Bursack: 'Agree' with mom, then distract her
Dear Carol: My mom has dementia. She insists that her dead aunt and grandma are still alive and when I tell her they are dead, she gets angry and then cries as if they died yesterday. She's shocked that no one told her that they are gone, but of ...
Dear Carol: My mom has dementia. She insists that her dead aunt and grandma are still alive and when I tell her they are dead, she gets angry and then cries as if they died yesterday. She's shocked that no one told her that they are gone, but of course she knew years ago. Also, she starts packing her clothes to get ready to go back "home," which is in another country. She's been in this country for 35 years, yet she insists she is only here to visit. My dad has to hide suitcases to keep her from packing. How can I convince her that she is home and her family is here? - Juana
Dear Juana: With dementia, particularly Alzheimer's disease, people mentally go back in time. Your mom is thinking of her aunt and grandma as they were many years ago, likely when your mom was young. The news that they have died is very new and real to her. As you've seen, you can tell her repeatedly that they're gone, but each time she must go through the grief process as if the deaths just happened.
Continuing to give her the unvarnished truth is painful for everyone. Try to validate her concern with some thoughtful expressions of understanding, and then say that she'll see her aunt and grandma soon. Follow that with an attempt to distract her with some music she enjoys or a walk outside.
The same idea holds true for her wanting to go home, which is a common problem. Many people can't figure out which "home" the person with Alzheimer's wants to go to, but since your mother is packing for her birth country, you at least know that much. She wants her childhood home, which is often the case.
Not much will change, no matter what you do, but again, validation and distraction may help. Let her know that you understand that she wants to go home and then move on to another topic to redirect her thinking.
This approach doesn't always work, but there aren't a lot of choices. Sometimes she'll be easier to distract and redirect than others. However, you've learned firsthand that arguing gets you nowhere, so you may as well do what you can to "agree" with her, and then distract her.
Do check with her doctor about medication for anxiety, which may be at the root of some of this. No matter what you do, it's tough. Watch your dad's health and your own. Like most caregivers, you are both at risk for stress-induced health issues.

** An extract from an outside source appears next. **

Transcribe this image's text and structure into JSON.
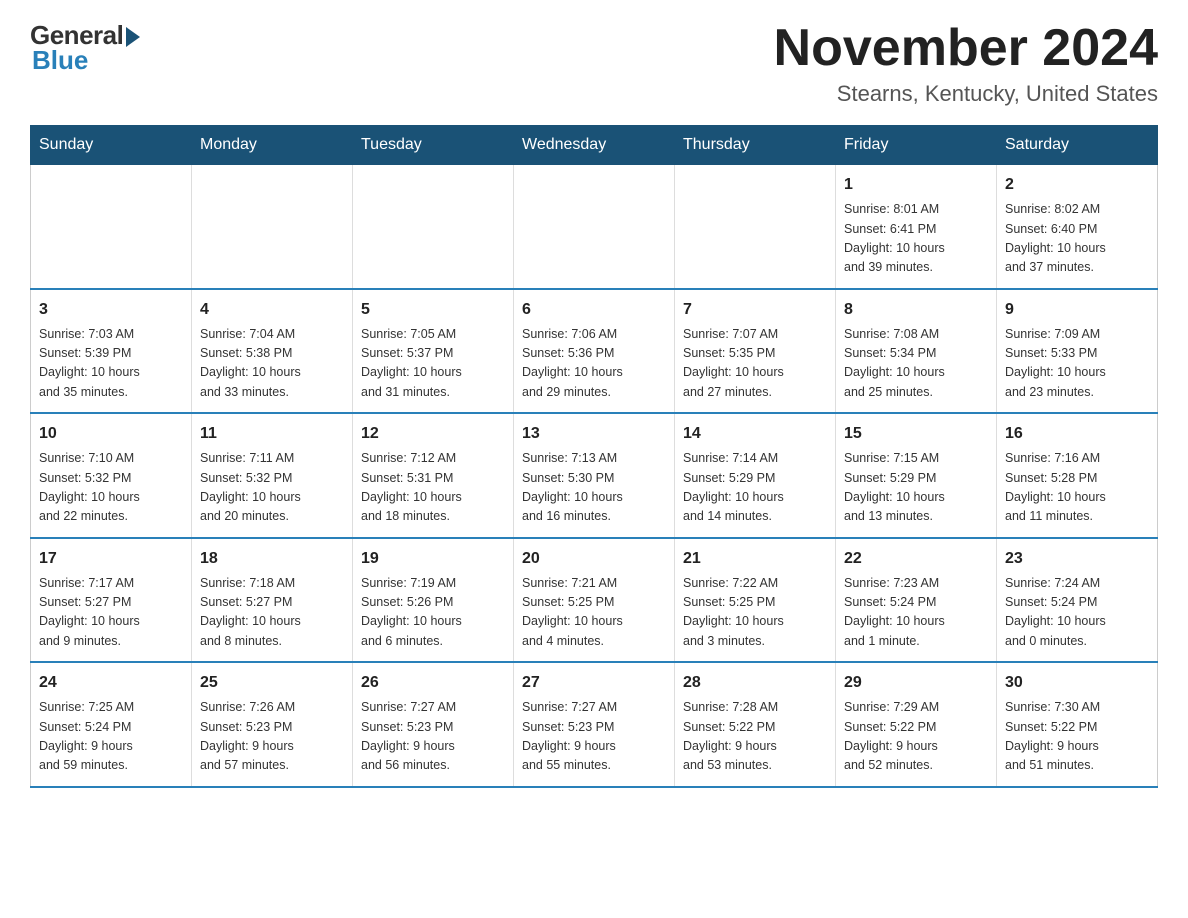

Carol Bradley Bursack is the author of a support book on caregiving and runs a website supporting caregivers at www.mindingourelders.com . She can be reached at email@example.com .